$9/hour has become the minimum wage norm in modern Europe – for now!
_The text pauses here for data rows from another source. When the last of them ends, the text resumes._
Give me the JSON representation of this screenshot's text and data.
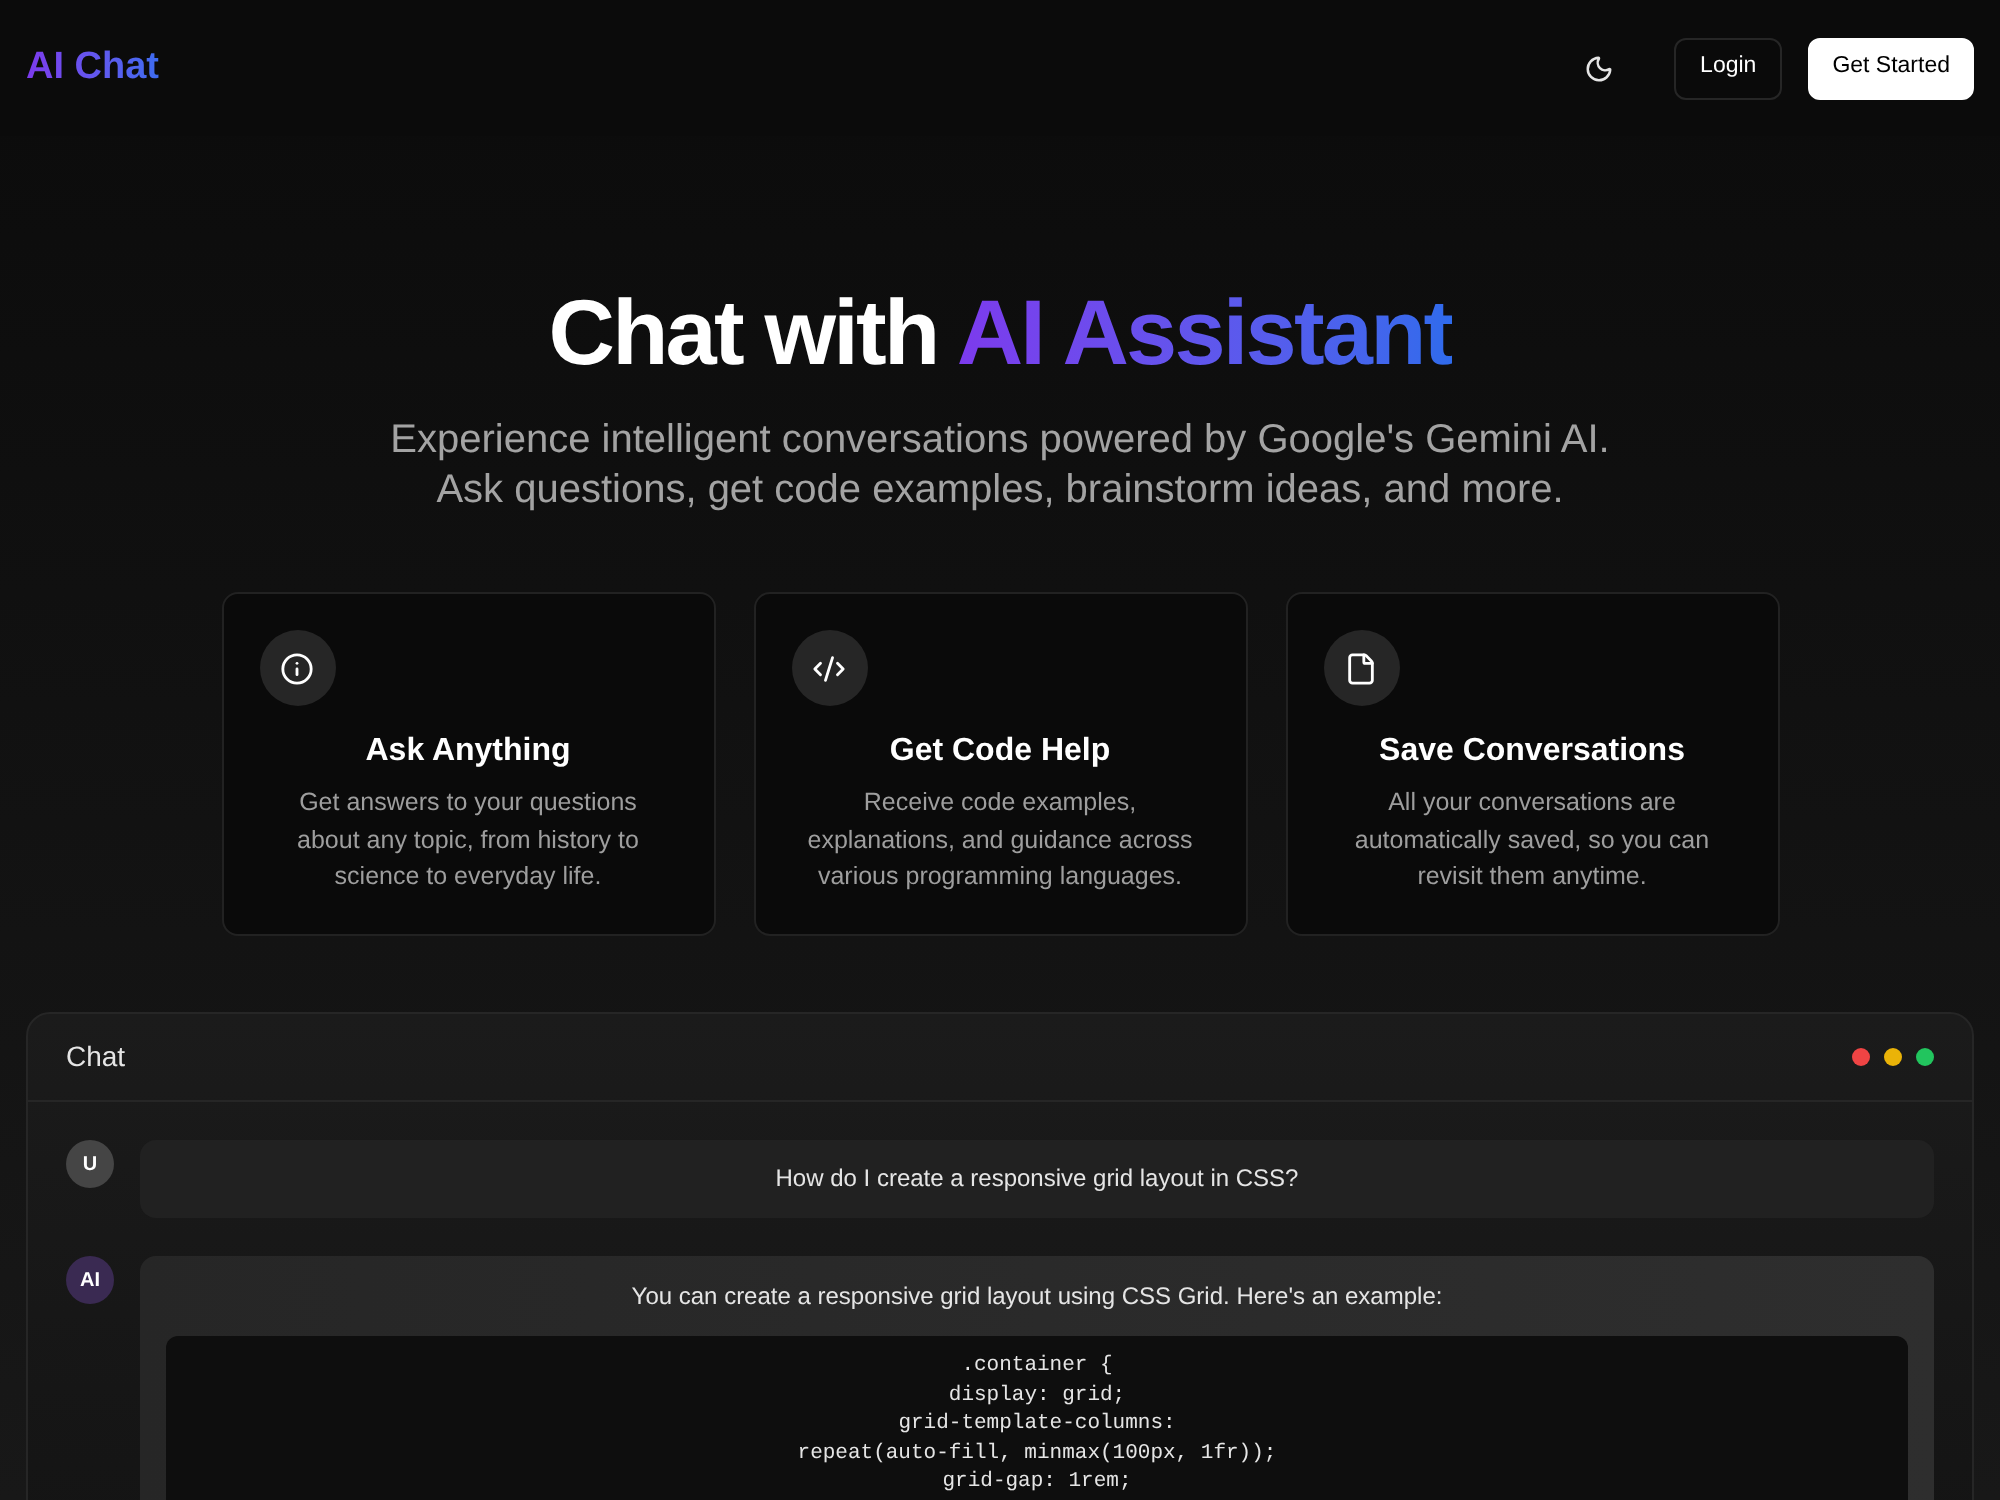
{
  "header": {
    "logo": "AI Chat",
    "buttons": [
      {
        "label": "Login",
        "kind": "outline"
      },
      {
        "label": "Get Started",
        "kind": "primary"
      }
    ]
  },
  "hero": {
    "title": {
      "lead": "Chat with",
      "highlight": "AI Assistant"
    },
    "subtitle": "Experience intelligent conversations powered by Google's Gemini AI. Ask questions, get code examples, brainstorm ideas, and more."
  },
  "features": [
    {
      "kind": "ask",
      "title": "Ask Anything",
      "description": "Get answers to your questions about any topic, from history to science to everyday life."
    },
    {
      "kind": "code",
      "title": "Get Code Help",
      "description": "Receive code examples, explanations, and guidance across various programming languages."
    },
    {
      "kind": "save",
      "title": "Save Conversations",
      "description": "All your conversations are automatically saved, so you can revisit them anytime."
    }
  ],
  "chat": {
    "title": "Chat",
    "window_dots": [
      {
        "color": "#ef4444"
      },
      {
        "color": "#eab308"
      },
      {
        "color": "#22c55e"
      }
    ],
    "messages": [
      {
        "kind": "user",
        "avatar": "U",
        "text": "How do I create a responsive grid layout in CSS?"
      },
      {
        "kind": "assistant",
        "avatar": "AI",
        "text": "You can create a responsive grid layout using CSS Grid. Here's an example:",
        "code": [
          ".container {",
          "display: grid;",
          "grid-template-columns:",
          "repeat(auto-fill, minmax(100px, 1fr));",
          "grid-gap: 1rem;"
        ]
      }
    ]
  }
}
England’s and Ireland’s minimums are scheduled to rise above that in 2006. The minimums of such poor countries as Greece, Malta and Cyprus cluster around $170/week (E600); a little less than America's.
“The United States of America of 1968” featured a minimum wage of $9/hour (at half of today’s labor productivity!) – scheduled to drop in future years (if we had had a crystal ball) to $8/hour by 1974, $7/hour by 1981, $6/hour by 1991 and $5.15/hour by today (which remits the same take home amount as the untaxed $4/hour minimum of 1939 -- in adjusted 2005 dollars).
European minimum wages – and their negotiated equivalents -- are adjusted annually – excepting the Netherlands (at $350/week) and Latvia every two years). The USA's 1997 minimum has stuck still for 8 years, now; 1991’s stuck for 4 years; 1981’s for 9 years.
The interesting thing here is that, if L.B.J.’s minimum could pay $9/hour at half of today’s American and European labor productivity, does that mean economies on both sides of the Atlantic could practicably support an $18/hour minimum wage today?! Just to pose the question.
A $12/hour, USA minimum wage would raise the cost of GDP output by only a manageable 3.5% -- not counting other wages being pushed up – and could effectively eliminate most poverty and crime levels that Europe hasn't had for a long time.